** About this exercise **
Return each line in the records below that includes "Delete".

** Data for this exercise **
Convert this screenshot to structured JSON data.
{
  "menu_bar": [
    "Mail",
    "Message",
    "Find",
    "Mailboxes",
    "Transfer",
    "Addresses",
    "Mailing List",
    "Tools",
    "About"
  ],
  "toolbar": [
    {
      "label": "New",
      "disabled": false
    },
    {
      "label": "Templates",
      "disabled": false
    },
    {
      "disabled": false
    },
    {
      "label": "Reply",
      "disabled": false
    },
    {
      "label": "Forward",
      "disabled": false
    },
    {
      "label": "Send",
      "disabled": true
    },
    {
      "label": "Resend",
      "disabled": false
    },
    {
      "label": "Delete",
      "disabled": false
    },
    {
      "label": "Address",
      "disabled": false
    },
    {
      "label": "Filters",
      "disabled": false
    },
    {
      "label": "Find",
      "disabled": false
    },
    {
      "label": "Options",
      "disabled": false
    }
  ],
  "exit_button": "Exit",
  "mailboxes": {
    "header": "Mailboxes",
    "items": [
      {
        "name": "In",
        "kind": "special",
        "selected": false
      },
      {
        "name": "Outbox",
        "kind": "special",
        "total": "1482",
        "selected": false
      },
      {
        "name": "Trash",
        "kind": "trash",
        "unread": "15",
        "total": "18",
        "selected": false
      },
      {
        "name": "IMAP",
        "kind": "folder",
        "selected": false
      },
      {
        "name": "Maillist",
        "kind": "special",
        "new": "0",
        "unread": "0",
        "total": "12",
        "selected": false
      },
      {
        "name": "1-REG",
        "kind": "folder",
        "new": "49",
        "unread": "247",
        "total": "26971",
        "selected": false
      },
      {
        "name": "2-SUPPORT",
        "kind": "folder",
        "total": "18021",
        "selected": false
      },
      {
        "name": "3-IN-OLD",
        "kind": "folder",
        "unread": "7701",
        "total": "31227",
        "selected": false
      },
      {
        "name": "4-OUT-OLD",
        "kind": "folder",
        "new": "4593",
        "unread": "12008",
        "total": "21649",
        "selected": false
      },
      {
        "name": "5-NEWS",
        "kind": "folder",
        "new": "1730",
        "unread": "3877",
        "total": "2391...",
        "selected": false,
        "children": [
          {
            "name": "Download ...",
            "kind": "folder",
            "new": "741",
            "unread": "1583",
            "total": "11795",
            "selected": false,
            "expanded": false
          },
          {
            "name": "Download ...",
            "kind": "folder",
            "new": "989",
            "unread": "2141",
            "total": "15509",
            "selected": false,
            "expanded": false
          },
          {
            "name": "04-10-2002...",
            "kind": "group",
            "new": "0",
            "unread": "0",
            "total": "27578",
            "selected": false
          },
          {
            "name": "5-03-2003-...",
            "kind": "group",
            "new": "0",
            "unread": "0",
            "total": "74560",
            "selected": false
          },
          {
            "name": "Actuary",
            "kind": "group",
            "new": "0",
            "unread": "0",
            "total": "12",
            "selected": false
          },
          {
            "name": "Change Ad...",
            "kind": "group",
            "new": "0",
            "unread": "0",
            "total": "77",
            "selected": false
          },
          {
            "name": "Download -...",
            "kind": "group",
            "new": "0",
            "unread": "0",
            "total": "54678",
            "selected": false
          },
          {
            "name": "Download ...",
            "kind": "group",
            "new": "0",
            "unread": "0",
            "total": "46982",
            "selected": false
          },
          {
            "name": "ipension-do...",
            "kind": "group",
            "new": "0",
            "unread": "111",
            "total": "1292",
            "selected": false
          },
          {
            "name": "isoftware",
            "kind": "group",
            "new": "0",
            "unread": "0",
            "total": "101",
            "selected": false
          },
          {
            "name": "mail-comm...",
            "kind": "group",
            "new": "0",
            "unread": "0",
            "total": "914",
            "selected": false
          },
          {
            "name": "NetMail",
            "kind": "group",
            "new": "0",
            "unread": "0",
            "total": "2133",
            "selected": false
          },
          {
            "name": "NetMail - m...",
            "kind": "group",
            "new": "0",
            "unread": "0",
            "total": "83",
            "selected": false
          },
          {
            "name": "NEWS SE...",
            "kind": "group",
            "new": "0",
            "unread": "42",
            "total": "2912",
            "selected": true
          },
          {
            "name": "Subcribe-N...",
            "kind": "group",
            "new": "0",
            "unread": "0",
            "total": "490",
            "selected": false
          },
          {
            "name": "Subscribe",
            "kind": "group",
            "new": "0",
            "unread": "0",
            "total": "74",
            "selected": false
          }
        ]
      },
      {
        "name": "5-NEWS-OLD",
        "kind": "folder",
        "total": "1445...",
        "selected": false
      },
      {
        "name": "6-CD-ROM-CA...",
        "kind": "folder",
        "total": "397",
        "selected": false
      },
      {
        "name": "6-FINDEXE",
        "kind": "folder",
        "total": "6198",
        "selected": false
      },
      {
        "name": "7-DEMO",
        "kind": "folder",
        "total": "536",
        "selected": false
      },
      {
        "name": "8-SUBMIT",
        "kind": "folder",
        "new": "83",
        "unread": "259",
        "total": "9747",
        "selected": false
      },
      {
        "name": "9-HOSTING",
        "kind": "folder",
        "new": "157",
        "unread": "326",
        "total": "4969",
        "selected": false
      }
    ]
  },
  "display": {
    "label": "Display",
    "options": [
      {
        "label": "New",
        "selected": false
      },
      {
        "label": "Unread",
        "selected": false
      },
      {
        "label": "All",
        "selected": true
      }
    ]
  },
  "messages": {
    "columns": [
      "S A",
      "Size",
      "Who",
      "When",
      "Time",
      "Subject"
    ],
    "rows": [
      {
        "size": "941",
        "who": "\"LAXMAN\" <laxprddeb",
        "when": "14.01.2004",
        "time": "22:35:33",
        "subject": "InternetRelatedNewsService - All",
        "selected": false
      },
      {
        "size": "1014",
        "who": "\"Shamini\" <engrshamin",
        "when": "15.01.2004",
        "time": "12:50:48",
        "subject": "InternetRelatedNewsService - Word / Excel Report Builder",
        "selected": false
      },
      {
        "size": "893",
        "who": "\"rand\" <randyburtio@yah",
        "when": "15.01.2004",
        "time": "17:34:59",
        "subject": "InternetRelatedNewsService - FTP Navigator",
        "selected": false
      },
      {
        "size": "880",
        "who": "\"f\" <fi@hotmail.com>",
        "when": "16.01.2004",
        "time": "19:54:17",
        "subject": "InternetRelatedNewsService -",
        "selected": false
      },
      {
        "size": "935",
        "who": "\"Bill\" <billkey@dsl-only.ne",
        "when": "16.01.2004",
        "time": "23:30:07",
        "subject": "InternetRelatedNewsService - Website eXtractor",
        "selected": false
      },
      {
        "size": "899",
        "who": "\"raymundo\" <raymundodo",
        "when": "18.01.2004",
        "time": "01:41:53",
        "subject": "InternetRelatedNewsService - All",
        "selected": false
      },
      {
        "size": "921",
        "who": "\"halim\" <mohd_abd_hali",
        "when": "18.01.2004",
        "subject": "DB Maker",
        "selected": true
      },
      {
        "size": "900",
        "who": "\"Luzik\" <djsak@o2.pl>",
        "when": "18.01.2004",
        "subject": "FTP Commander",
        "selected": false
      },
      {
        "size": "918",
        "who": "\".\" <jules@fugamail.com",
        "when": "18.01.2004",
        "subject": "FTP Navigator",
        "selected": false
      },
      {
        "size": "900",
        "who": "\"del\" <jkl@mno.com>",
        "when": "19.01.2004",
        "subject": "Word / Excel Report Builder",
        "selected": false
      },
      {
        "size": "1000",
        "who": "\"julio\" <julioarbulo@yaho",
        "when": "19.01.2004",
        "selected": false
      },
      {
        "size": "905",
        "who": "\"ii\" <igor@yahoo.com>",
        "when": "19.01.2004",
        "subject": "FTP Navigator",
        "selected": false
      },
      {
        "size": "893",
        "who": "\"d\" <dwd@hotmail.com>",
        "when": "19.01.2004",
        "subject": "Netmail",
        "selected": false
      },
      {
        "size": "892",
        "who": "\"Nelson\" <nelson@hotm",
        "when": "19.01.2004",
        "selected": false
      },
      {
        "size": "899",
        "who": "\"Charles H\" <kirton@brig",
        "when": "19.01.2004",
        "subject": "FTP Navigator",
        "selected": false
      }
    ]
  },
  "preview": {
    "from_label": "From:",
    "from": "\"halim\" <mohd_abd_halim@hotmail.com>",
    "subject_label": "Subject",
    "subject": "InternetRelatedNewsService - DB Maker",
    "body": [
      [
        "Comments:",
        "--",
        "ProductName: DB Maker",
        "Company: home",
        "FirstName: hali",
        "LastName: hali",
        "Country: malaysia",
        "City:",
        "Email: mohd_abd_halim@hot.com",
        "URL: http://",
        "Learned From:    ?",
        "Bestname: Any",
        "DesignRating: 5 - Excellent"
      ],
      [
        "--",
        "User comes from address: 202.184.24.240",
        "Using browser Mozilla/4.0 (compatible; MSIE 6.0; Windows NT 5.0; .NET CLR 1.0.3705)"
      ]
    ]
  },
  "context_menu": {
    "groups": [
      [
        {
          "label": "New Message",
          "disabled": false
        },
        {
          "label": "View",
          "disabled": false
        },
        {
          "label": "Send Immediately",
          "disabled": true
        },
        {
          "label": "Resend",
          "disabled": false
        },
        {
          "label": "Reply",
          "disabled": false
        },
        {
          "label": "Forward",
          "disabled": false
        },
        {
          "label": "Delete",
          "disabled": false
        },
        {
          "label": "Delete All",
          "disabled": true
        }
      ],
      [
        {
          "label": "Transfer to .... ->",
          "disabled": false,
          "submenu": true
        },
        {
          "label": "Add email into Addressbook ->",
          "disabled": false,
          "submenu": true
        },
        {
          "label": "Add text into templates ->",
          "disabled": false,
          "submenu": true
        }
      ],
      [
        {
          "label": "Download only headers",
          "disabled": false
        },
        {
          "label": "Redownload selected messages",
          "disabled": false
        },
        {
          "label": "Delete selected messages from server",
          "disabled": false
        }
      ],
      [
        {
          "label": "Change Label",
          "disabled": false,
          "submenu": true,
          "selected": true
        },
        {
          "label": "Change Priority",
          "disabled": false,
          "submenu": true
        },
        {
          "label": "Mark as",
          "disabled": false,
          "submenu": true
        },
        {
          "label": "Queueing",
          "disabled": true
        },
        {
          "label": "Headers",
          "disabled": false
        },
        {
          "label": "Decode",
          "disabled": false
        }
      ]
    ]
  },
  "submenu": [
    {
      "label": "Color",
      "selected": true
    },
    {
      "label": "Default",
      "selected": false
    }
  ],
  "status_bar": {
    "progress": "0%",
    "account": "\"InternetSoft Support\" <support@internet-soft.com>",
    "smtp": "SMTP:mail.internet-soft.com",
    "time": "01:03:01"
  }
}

** Response **
      "label": "Delete",
          "label": "Delete",
          "label": "Delete All",
          "label": "Delete selected messages from server",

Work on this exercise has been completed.